The King will be attending the service along with Camilla, the Queen Consort, and other royal family members at The Cenotaph central London.
The King laid a wreath at the Cenotaph. It pays homage to King George VI and Queen Elizabeth II’s wreaths.
The wreath’s poppies are mounted on an arrangement of black leaves, as is traditional, and its ribbon bears the King’s racing colors of scarlet, purple and gold.
Camilla saw the moment from her balcony at the Foreign, Commonwealth and Development Office. Camilla was presented with a wreath for the first-ever time.
The King and Queen Consort’s wreaths were accompanied by handwritten cards bearing their new cyphers.
At 11 a.m. local, a national two-minute silence was observed (6 a.m. ET). ET), marked by the tolling of Big Ben – which has now officially returned to use after a five-year restoration project.
Other members of the royal household who will be attending the service are William and Kate (Prince and Princess of Wales), Edward and Sophie (Countess and Earl of Wessex), and Princess Anne.
Sunday’s event featured a march by approximately 10,000 Royal British Legion veterans, which included World War Two veterans as well as those who have served in conflicts.
The annual service is held on the Sunday closest to November 11 – the day World War I ended in 1918.
This event honors all those who have lost their lives in conflicts.
On Saturday evening, members of royal family, including Charles, Camilla and William, attended the annual Royal British Legion Festival of Remembrance held at the Royal Albert Hall. During the event, a video tribute to Queen Elizabeth was made. It also commemorated the 40-year anniversary of the Falklands war.

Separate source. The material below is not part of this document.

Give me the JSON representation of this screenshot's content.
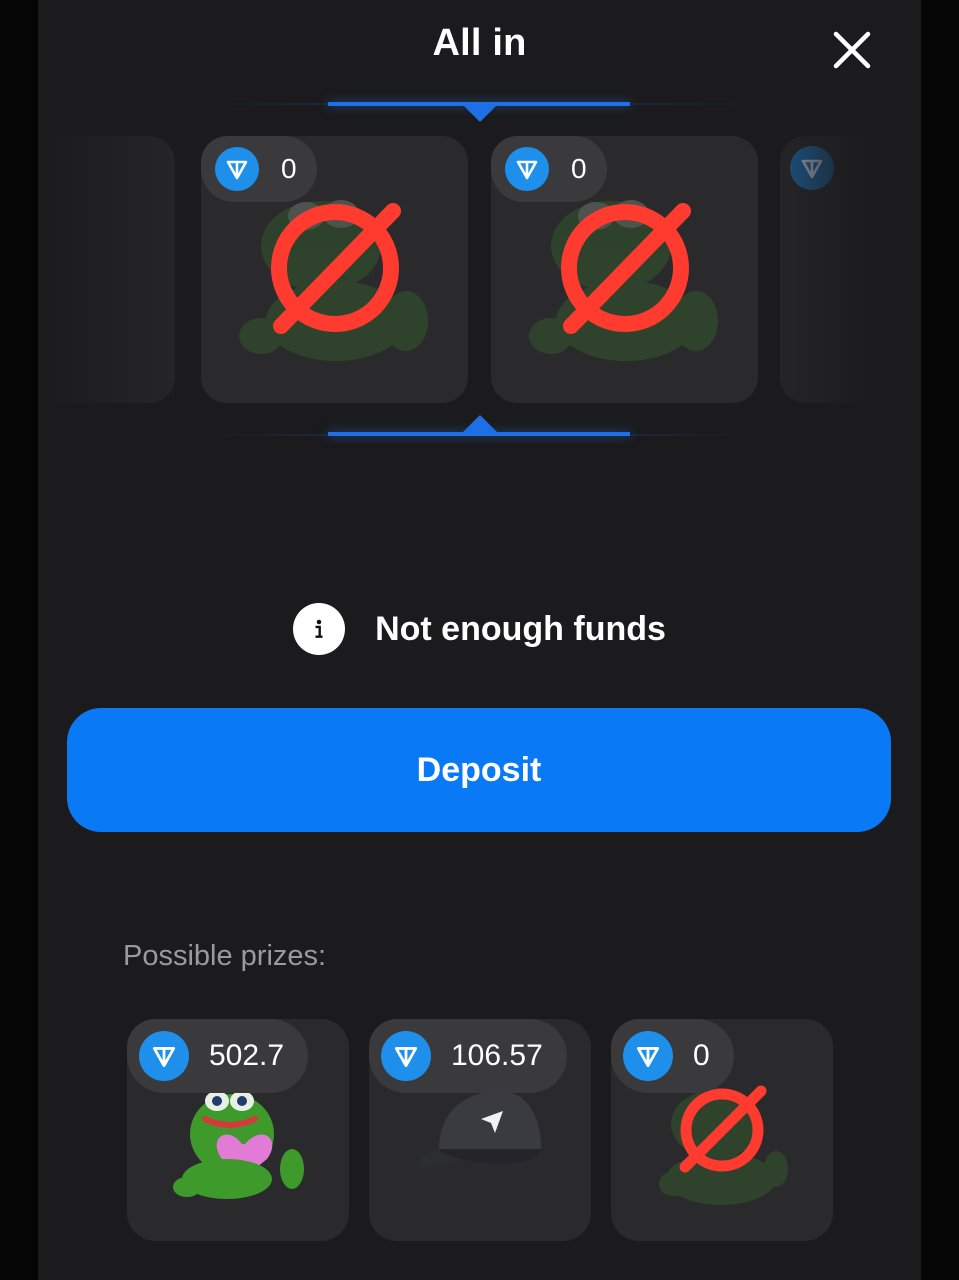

Charles, 73, became Britain’s monarch following the death of his mother in September. His coronation has been scheduled for next May to allow time to mourn Elizabeth’s death and to plan the ceremony.